Politics, Business & the Common Good

  • Politics, Business and the Common Good and the relevance to Probably42.

    To help with my own thinking in retirement about some of the big issues and then coming up with ideas for how we might tackle them, I decided to do an Oxford University Continuing Education evening course run by Dan Dennis, called Politics, Business and the Common Good. I thought this would be a good way of putting some of my own views and own thinking to a more rigorous test, especially interacting with others with different views, and perhaps finding I needed to change some of those views.

    Having done the first session and gone through the handouts yesterday I wanted to draw out the things that particularly struck me and how I plan to modify my thinking as a result, and do that on an on-going basis throughout the course. I thought it might be interesting to share some of the things coming out of it because it has relevance for anyone who agrees with the Probably42 approach of generating ideas through thoughtful balanced discussion. So this Ideas blog will be developed over the coming weeks.

    Session 1

    The first thing to say is that it has started me thinking quite deeply which is good and enjoyable.

    The first thing it made me do was to examine my own decision-making process. I believe I’ve developed quite a good one myself over the years, particularly in relation to business when I’ve had important decisions to make, but I have only really used it once in relation to decisions about society. That process has been to look at a problem or opportunity by considering the options and separating my thoughts out into 3 points of view, pulling out the pros and cons under each:




    and writing them down under these 3 headings. I then look first at the logical view and see which option I think is best. I then examine if my emotions are driving me towards a different decision. If they align then the decision is made, as long as there are no pragmatic considerations that affect it. If they don’t align then I have to decide what weight I should give each point of view in this instance. At this point pragmatic consideration if they exist may need to come into the equation. Once I’ve in theory made my decision I then test it by trying to imagine what things will then be like and how I will feel as a result and particularly whether I will have any feelings of regret in relation to the alternative/s I’ve discarded.


    The course has made me go back to first principles and look at whether this approach is valid, particularly which I have decided it is, but also whether there are other factors (especially for thinking about society) that I will add to my decision process. In fact I think I do a lot of these other things automatically as part of my thinking but I’m going to, at least for a while, explicitly add Ethical (I have developed my own set of ethics over time but not examined them rigorously). I’m also going to add some associated Qualifier questions. It makes my model a bit more unwieldy but I think it’s worth trying them out. So my model now looks like:

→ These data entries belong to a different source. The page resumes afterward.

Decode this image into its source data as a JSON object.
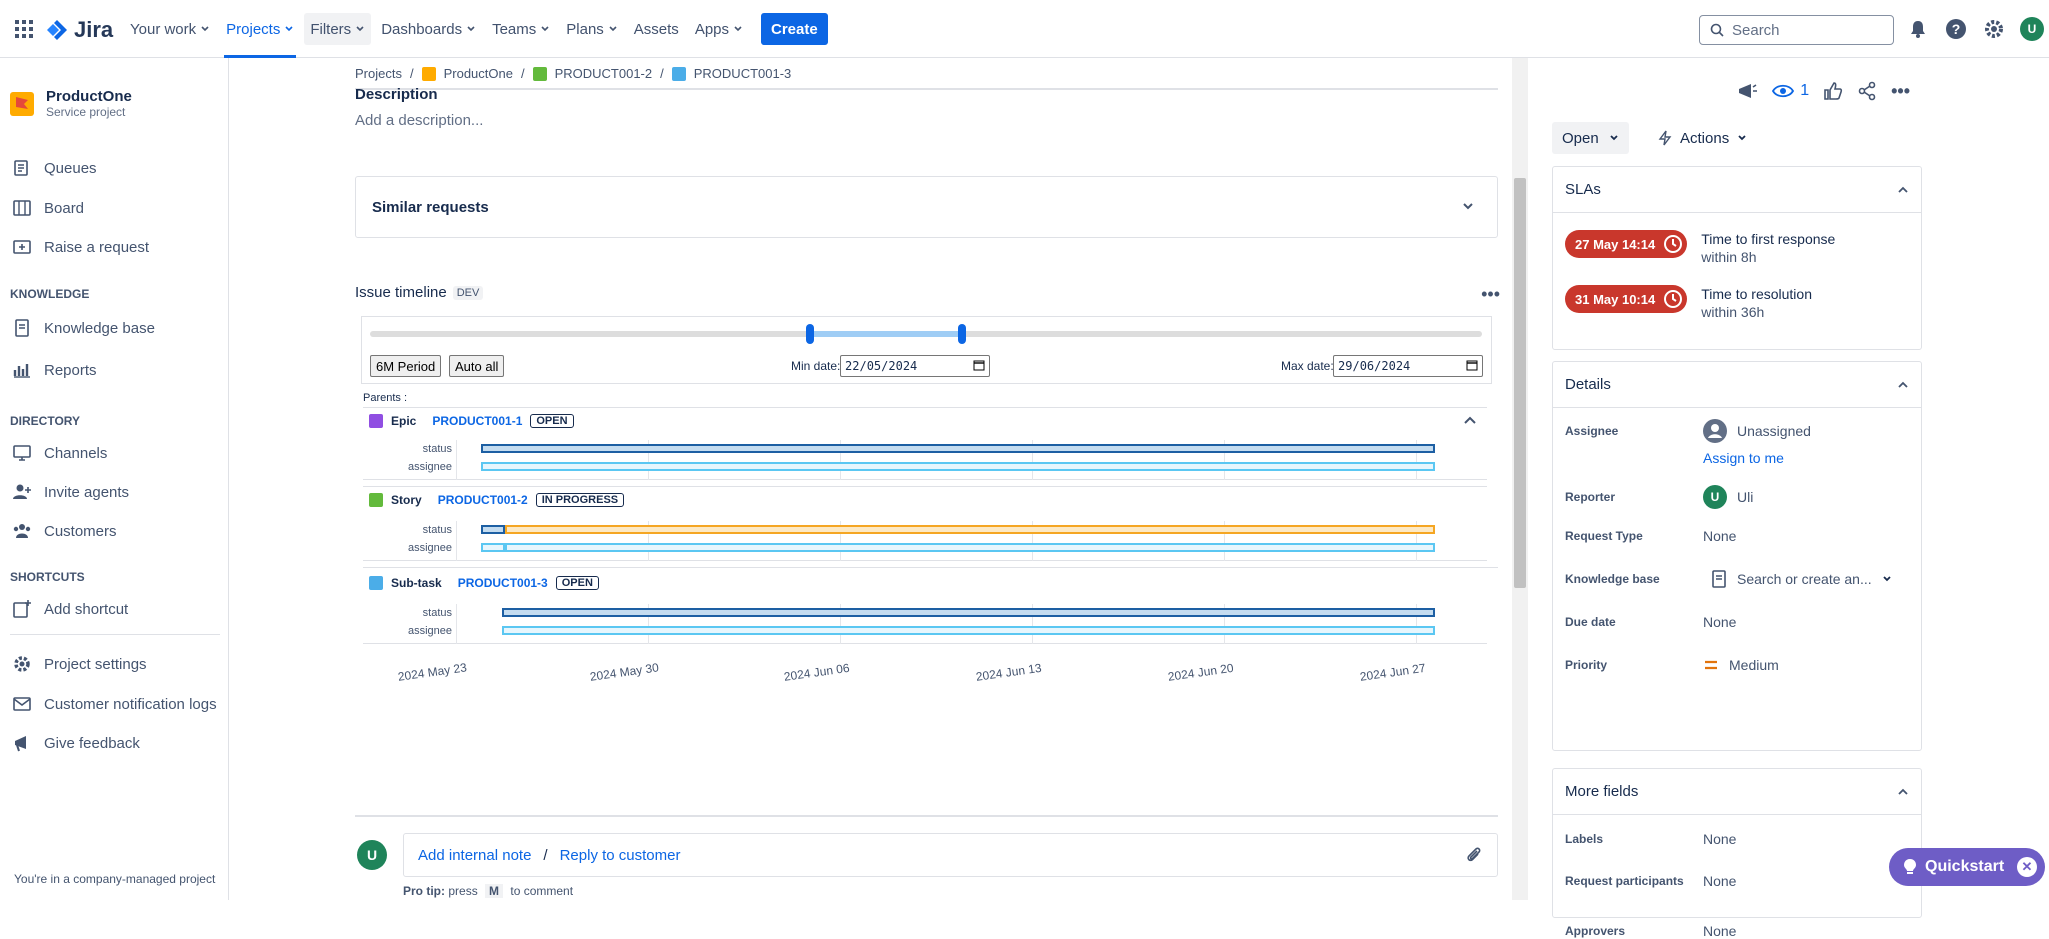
{
  "topbar": {
    "logo": "Jira",
    "nav": [
      "Your work",
      "Projects",
      "Filters",
      "Dashboards",
      "Teams",
      "Plans",
      "Assets",
      "Apps"
    ],
    "create": "Create",
    "search_placeholder": "Search",
    "avatar": "U"
  },
  "sidebar": {
    "project_name": "ProductOne",
    "project_type": "Service project",
    "items": [
      "Queues",
      "Board",
      "Raise a request"
    ],
    "knowledge_head": "KNOWLEDGE",
    "knowledge_items": [
      "Knowledge base",
      "Reports"
    ],
    "directory_head": "DIRECTORY",
    "directory_items": [
      "Channels",
      "Invite agents",
      "Customers"
    ],
    "shortcuts_head": "SHORTCUTS",
    "shortcuts_items": [
      "Add shortcut"
    ],
    "bottom_items": [
      "Project settings",
      "Customer notification logs",
      "Give feedback"
    ],
    "footer": "You're in a company-managed project"
  },
  "breadcrumb": [
    "Projects",
    "ProductOne",
    "PRODUCT001-2",
    "PRODUCT001-3"
  ],
  "description": {
    "label": "Description",
    "placeholder": "Add a description..."
  },
  "similar": "Similar requests",
  "timeline": {
    "title": "Issue timeline",
    "badge": "DEV",
    "btn_period": "6M Period",
    "btn_auto": "Auto all",
    "min_label": "Min date:",
    "min_value": [
      "22",
      "05",
      "2024"
    ],
    "max_label": "Max date:",
    "max_value": [
      "29",
      "06",
      "2024"
    ],
    "parents": "Parents :",
    "issues": [
      {
        "kind": "Epic",
        "key": "PRODUCT001-1",
        "status": "OPEN"
      },
      {
        "kind": "Story",
        "key": "PRODUCT001-2",
        "status": "IN PROGRESS"
      },
      {
        "kind": "Sub-task",
        "key": "PRODUCT001-3",
        "status": "OPEN"
      }
    ],
    "row_labels": [
      "status",
      "assignee"
    ],
    "axis": [
      "2024 May 23",
      "2024 May 30",
      "2024 Jun 06",
      "2024 Jun 13",
      "2024 Jun 20",
      "2024 Jun 27"
    ]
  },
  "comment": {
    "avatar": "U",
    "add_note": "Add internal note",
    "sep": "/",
    "reply": "Reply to customer",
    "protip_pre": "Pro tip:",
    "protip_press": "press",
    "protip_key": "M",
    "protip_post": "to comment"
  },
  "right": {
    "watch_count": "1",
    "status_btn": "Open",
    "actions": "Actions",
    "slas_title": "SLAs",
    "slas": [
      {
        "pill": "27 May 14:14",
        "title": "Time to first response",
        "sub": "within 8h"
      },
      {
        "pill": "31 May 10:14",
        "title": "Time to resolution",
        "sub": "within 36h"
      }
    ],
    "details_title": "Details",
    "assignee_k": "Assignee",
    "assignee_v": "Unassigned",
    "assign_me": "Assign to me",
    "reporter_k": "Reporter",
    "reporter_v": "Uli",
    "reporter_av": "U",
    "request_type_k": "Request Type",
    "request_type_v": "None",
    "kb_k": "Knowledge base",
    "kb_v": "Search or create an...",
    "due_k": "Due date",
    "due_v": "None",
    "priority_k": "Priority",
    "priority_v": "Medium",
    "more_title": "More fields",
    "labels_k": "Labels",
    "labels_v": "None",
    "participants_k": "Request participants",
    "participants_v": "None",
    "approvers_k": "Approvers",
    "approvers_v": "None"
  },
  "quickstart": "Quickstart",
  "colors": {
    "primary": "#0c66e4",
    "sla_red": "#c9372c",
    "bar_dark": "#1d5fa3",
    "bar_light": "#5bc7f2",
    "bar_orange": "#f5a623"
  }
}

    • Logical
    • Emotional
    • Pragmatic e.g. is it practical to implement? Is the cost, or consequential cost of implementing too great
    • Ethical



    • Are there any potential bad consequences?
    • Can I think of any unintended consequences?
    • Would the risk level associated with each option change my views?
    • Are any Stakeholders in the decision likely to have very different Worldviews? If so does my decision change or need to be adapted?
    • Would the decision be different if I decided to suspend using my experience? For example is there any reason why something that didn’t work in the past and I’ve automatically rejected, might work now because of technology advances etc?




    I found the concept of Worldview important i.e. we each have a totally different Worldview based on our own unique set of experiences. We all implicitly understand this but it is because of such totally different experiences, or lack of experiences, that leads to different groups of people having completely opposite views. So, especially when looking at society I think it is important to spend time understanding these diverse Worldviews. In a sense it is very similar to Marketing when you look at your target markets and the profile of your target audience in each.


    So I intend to spend some time to see if there are existing categories of Worldview for use in politics already defined and if not to develop my own.


    One other thought is that our Worldview and therefore our decision-making process is largely random, based on what experiences we happen to have. However our parents and school have a fundamental role in the development of that Worldview, as does the culture they operate in at that time.  


    Understanding of self


    As part of all this it seems important to know yourself


    • How you think and make decisions
    • Why your Worldview is the way it is and whether it has any shortcomings that could seriously affect your decision making.
    • How your brain works when it is on auto-pilot.


    Artificial Intelligence


    I wonder if this way of looking at Decision Making goes deep enough e.g. does AI change all this? Our human brains all work in the same way and there is therefore likely to be a lot of commonality in our decision making and conclusions. However, an AI system will certainly have a very different Worldview to humans based on the examples we give it, even if it does encompass simulating physical feelings and empathy. There could be multiple variants of such AI e.g. the Google AI model , or the Amazon AI model which reach their decisions in subtly different ways. Can our existing approach to Philosophy encompass this?




    These notes are my initial conclusions after one session. They may change as we progress!


    I'd welcome comments on these posts as I do them to help question and/or evolve them for the benefit of us all.